On December 14, 2012, CRA released Guidance CG-018 Arts Activities and Charitable Registration. The Guidance replaces CRA’s former published policy statements on arts and charitable registration, which were quite limited in scope. The Guidance provides a thorough summary of CRA’s positions on how organizations conducting and supporting arts activities can obtain and maintain charitable registration.
We reported previously in this Newsletter on a draft version of CG-018 that was released in November 2011. The final Guidance has not been changed significantly from the draft version released in November.
The Guidance confirms that there are three broad categories of activities related to the arts that may qualify as charitable purposes under one or more of the four heads of charity. These are:
- teaching or training artists, art students, or the public through structured activities (which may be charitable as advancement of education);
- exhibiting, presenting, or performing artistic works (which may be charitable under the fourth head of charity – advancing the public’s appreciation of the arts); and
- activities that enhance an art form or style within the arts industry for the benefit of the public (which may also be charitable under the fourth head of charity – promoting commerce or industry of the arts).
The Guidance states that in order to be found charitable under the fourth head of charity – which includes activities that advance the public’s appreciation of the arts, as well as activities that promote commerce or the arts industry – it will be necessary to satisfy two criteria: (i) art form and style and (ii) artistic merit.
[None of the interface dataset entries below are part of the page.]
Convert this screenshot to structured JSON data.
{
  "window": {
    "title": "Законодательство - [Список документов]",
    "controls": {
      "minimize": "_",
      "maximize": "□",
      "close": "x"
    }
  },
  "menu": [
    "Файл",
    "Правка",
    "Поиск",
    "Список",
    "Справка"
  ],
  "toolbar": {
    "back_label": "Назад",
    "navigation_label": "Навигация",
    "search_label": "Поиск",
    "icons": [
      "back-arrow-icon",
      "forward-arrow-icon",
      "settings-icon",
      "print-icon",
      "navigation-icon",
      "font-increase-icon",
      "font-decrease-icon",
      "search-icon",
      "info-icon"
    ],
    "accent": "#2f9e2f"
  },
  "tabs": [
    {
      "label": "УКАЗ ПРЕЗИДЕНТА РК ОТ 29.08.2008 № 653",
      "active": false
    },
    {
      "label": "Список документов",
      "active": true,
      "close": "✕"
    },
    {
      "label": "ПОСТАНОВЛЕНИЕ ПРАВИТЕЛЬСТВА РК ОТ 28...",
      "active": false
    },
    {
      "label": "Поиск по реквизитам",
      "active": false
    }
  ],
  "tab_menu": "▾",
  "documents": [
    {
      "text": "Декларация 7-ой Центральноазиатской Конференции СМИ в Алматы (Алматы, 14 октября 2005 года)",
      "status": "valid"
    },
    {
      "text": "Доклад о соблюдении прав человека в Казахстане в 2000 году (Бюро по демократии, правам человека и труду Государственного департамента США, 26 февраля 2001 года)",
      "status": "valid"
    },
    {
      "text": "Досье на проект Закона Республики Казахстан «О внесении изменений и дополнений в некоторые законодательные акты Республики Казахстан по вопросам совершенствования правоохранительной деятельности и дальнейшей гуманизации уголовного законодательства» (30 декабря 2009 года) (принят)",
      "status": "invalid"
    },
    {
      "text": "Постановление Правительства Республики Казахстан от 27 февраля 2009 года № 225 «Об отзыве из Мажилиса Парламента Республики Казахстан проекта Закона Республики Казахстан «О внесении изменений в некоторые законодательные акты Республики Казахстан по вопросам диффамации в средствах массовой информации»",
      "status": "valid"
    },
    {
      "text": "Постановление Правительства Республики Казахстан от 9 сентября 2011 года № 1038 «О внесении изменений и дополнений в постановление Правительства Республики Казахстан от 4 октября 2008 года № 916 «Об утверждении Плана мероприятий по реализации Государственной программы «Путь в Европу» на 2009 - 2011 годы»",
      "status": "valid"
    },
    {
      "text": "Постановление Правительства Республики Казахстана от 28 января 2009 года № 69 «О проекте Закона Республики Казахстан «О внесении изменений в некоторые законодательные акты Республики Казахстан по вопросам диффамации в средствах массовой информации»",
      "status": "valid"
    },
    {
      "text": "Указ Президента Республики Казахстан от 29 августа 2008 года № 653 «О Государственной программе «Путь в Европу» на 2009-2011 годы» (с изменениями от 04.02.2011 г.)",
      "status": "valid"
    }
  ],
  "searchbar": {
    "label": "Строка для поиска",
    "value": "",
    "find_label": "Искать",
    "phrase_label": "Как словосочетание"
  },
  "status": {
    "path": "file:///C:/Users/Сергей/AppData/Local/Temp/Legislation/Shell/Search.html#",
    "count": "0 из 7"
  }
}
These criteria are intended to ensure that the artistic works being presented and/or promoted fall into recognized categories of art forms and styles – e.g., “jazz music”, with “music” constituting the art form and “jazz” constituting the style – and meet a minimum standard of quality so as to be considered to deliver a charitable benefit.
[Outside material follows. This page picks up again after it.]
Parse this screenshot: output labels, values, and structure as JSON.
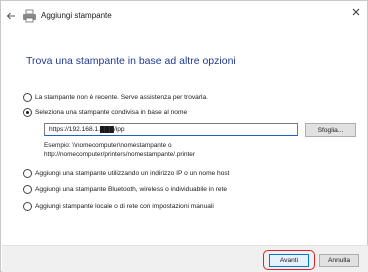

The Guidance elaborates on the tests that CRA will apply in determining whether these criteria are met. With respect to art form and style, CRA states that an organization must demonstrate common or widespread acceptance of both the form and style of art within the Canadian arts community. Appendix C to the Guidance sets out art forms and styles that will be presumed to have common and widespread acceptance, without further evidence. For new art forms or styles, organizations are expected to provide enough information to enable the CRA to assess whether they have received common and widespread acceptance. Evidence that will support the common or widespread acceptance of an art form/style includes:
- the art form and style is taught at accredited Canadian institutions of higher learning;
- the art form and style is recognized by a national or provincial/territorial arts body in Canada; and
- the art form and style is recognized in established Canadian academic arts journals or arts publications.
To demonstrate that an artistic work has artistic merit, organizations must meet an objective test to demonstrate the quality of the work. In addition to providing a detailed description of the artistic work, organizations will need to demonstrate that the work was selected for exhibition or promotion through an open, unbiased selection process and that the work has been reviewed or vetted by independent sources (mainstream media sources, arts publications, etc) and/or that the artist has established artistic training and qualifications.
The Guidance also discusses the issue of private benefit, noting that charitable arts organizations must operate to provide a public benefit to the broad community and not to support the careers of specific artists. Any private benefits that arise from an organization’s activities must be incidental only.
CRA also addresses the criteria applied to the charitable registration of arts councils, which typically exist to promote public participation in the arts, as well as museums, art galleries and performance venues. The criteria applied to these organizations are consistent with those discussed above.
Arts organizations that have charitable registration, or are considering whether to seek charitable registration, should consult the Guidance carefully.